After a wet winter following a wet summer, we are way behind on the allotment. It's rare for us to have fine days at the weekend, but Saturday was sunny if a bit chilly, so it was time to make a start. One month ago we prepared the broad bean bed with some manure and then covered it with a cloche. Yesterday I decided to get the beans in. The cloche has done its job, the soil is drier and warmer underneath than outside it, although still very wet.
I use a dibber to make holes and then just drop the beans in. I don't try to get them a particular way up, just throw them in any old how, it doesn't seem to make a difference. It's the variety that's all important - I used to use Aquadulce Claudia, and got 80-90% germination. A couple of years ago I switched to Superaquadulce, which was reputed to have better germination in colder, wetter soils, and now I get 99.9% germination.
I sowed two double rows of these, with the seeds 15cm apart and the double row spaced about 60cm apart. This means I can reach all the plants from the edge of the bed without standing on the soil, but will also have a path down the middle for later in the year to make weeding and harvesting easier. I grow them under a cloche for as long as I can - normally until the soil becomes a bit too dry. But this year the soil is so very wet, I think they will be happy under here until they reach the top of the cloche and need more room. There's a bit of space left under the cloche at the end of the bed so I think I'll do an early sowing of peas in this warm soil soon.
Next was the garlic - I bought 6 bulbs of Picardy Wight, which did very well for us last year and looks to become our favourite garlic. This yielded 61 individual cloves, plus 2 slightly mouldy ones which I threw away. I asked Mum to plant the garlic, and got told that she needed specific instructions on the task. So I started "Well, you put the flat end downwards and the pointy end up". She practically snorted "I know that, I'm not stupid". Clearly I was teaching my mother to suck eggs. "So what do you need to know then?" "How far apart and how far down to plant them" she replied. "Don't you remember how far apart they grew last year? And you have done this before." "I know", she said, "but I'm only the Under Gardener, not the Head Gardener and I don't need to retain that information for next year.

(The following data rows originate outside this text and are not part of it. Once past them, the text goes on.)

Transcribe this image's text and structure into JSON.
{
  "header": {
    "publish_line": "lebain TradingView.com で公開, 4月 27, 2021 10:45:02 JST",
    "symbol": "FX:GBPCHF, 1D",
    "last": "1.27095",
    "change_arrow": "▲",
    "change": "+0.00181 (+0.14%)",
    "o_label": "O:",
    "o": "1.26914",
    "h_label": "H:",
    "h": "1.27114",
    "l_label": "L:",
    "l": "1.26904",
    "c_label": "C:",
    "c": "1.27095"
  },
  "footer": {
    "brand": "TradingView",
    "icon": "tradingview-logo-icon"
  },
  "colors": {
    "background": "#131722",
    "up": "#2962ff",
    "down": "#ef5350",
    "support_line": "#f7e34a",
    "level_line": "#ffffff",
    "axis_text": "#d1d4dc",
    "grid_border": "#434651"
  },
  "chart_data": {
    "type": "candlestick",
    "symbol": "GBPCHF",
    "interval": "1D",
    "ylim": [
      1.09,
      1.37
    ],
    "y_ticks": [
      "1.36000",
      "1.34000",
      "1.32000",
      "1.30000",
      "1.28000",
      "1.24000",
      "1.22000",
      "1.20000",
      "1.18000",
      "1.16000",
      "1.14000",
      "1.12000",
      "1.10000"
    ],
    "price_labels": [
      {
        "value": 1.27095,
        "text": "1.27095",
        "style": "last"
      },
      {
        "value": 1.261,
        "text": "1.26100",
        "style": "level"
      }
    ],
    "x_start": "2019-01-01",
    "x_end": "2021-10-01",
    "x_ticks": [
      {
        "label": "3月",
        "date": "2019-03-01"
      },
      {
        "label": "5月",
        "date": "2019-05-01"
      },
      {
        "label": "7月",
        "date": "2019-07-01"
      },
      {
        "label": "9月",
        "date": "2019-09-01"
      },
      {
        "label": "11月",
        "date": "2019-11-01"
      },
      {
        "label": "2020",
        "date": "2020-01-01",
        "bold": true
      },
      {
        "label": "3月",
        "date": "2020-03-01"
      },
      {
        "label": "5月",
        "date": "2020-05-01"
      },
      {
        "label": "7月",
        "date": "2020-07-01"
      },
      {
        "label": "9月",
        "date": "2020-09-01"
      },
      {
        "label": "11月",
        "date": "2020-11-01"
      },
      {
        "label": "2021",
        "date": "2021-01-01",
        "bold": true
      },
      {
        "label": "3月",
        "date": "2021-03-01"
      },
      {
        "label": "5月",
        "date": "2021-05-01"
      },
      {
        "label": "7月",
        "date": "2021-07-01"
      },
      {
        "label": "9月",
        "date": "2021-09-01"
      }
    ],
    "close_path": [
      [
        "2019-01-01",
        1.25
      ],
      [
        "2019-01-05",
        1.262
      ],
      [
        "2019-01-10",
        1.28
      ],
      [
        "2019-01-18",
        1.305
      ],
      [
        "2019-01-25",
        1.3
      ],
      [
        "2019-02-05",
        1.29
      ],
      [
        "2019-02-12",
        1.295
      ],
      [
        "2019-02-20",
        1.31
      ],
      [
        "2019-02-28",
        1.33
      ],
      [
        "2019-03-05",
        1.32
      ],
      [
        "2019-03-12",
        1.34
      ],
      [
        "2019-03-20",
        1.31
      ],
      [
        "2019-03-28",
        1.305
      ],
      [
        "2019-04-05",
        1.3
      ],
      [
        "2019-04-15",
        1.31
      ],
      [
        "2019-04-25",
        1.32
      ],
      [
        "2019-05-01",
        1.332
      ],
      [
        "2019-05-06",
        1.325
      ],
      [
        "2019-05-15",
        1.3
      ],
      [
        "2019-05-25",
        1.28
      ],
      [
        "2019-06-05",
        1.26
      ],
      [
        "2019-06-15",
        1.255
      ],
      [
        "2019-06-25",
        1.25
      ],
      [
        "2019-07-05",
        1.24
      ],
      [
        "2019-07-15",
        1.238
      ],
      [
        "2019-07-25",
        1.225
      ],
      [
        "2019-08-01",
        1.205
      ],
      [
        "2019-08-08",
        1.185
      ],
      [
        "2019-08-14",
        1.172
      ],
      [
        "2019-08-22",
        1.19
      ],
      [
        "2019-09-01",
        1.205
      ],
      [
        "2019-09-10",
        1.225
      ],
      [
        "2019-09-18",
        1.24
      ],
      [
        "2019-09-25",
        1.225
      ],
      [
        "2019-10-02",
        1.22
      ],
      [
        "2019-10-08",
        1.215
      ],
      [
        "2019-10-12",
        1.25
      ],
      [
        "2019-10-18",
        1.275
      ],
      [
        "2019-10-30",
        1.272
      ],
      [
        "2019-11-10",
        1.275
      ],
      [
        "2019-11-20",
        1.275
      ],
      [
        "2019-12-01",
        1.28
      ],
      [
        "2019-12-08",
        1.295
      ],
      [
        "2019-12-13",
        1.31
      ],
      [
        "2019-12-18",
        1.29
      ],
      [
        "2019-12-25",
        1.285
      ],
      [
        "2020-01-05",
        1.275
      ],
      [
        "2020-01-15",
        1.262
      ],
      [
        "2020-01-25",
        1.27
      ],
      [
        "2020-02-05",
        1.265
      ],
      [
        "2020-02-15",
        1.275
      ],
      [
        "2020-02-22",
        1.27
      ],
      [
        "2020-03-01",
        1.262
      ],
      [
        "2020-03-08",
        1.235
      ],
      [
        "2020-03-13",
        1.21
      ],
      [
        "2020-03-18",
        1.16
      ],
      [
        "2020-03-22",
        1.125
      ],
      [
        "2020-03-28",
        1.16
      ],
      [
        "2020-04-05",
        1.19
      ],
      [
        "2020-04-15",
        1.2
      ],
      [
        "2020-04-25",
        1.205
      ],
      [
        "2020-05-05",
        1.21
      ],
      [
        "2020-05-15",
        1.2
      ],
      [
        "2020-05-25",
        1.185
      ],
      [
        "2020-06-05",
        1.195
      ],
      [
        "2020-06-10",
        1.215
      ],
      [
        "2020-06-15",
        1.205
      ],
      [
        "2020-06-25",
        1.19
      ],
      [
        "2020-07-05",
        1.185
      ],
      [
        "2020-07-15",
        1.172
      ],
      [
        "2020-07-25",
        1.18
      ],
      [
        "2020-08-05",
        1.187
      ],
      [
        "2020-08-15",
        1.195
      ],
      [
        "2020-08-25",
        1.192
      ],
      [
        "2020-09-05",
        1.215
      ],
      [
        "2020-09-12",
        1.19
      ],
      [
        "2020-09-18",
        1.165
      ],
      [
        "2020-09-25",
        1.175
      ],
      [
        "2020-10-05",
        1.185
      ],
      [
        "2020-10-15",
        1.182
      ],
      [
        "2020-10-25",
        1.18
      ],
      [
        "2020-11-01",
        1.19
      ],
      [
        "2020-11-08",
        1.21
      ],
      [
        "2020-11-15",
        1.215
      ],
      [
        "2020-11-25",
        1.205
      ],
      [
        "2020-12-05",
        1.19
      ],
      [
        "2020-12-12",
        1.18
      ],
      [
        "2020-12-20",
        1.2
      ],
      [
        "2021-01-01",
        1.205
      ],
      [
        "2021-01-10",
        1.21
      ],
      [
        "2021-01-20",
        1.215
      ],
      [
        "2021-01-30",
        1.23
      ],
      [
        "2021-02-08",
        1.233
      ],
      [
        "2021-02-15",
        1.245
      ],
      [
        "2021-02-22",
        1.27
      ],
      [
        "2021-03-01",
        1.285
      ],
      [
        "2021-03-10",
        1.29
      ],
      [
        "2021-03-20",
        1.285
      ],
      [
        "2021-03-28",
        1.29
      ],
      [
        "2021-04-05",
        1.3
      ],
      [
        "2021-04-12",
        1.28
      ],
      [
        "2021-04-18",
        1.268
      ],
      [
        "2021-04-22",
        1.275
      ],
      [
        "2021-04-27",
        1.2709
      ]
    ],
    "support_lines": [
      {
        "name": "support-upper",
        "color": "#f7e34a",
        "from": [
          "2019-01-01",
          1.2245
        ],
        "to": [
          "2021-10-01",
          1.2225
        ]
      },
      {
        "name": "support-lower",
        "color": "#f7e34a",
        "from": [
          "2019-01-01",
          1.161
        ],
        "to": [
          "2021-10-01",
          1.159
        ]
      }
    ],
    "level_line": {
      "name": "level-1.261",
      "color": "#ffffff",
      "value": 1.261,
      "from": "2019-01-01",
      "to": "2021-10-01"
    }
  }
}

That's your job." That's me told, then.
So after due instructions, 15cm apart and a few centimetres down, here is the Under Gardener making holes for the garlic. The dibber is good because when you pull it out, some soil always trickles down into the hole, creating a nice loose cushion of soil at the bottom for the broad beans and garlic to be easily able to get their roots in. Once all the holes have seeds/cloves in, we rake over the soil to fill them up loosely.
As you can see from the picture of the garlic and this one of the rhubarb bed, the weeds have become rampant in the months we have been unable to work the soil. My plan for this year has placed the early crops at the edges of beds so that we can reach the soil without stepping on it. Compaction on a wet clay soil is never a good thing and takes months to rectify once the damage is done. The rhubarb is growing already, so I will need to weed and manure this bed soon.
For any readers in the south and east of England suffering from drought, this is how wet it is here. This should be a path, but it has become a stream. Once again we have had rain this morning, think I may need to buy some more cloches to protect my crops this year...
After what has felt like the longest, wettest and darkest winter in years, the end is in sight. The snowdrops are poking their heads up, the snow is melting, the garlic and potatoes have arrived and I'm itching to get outside. I can't remember an autumn/winter when I've been unable to get onto the plot for two months, so here's hoping that's the last really cold spell - onwards and upwards!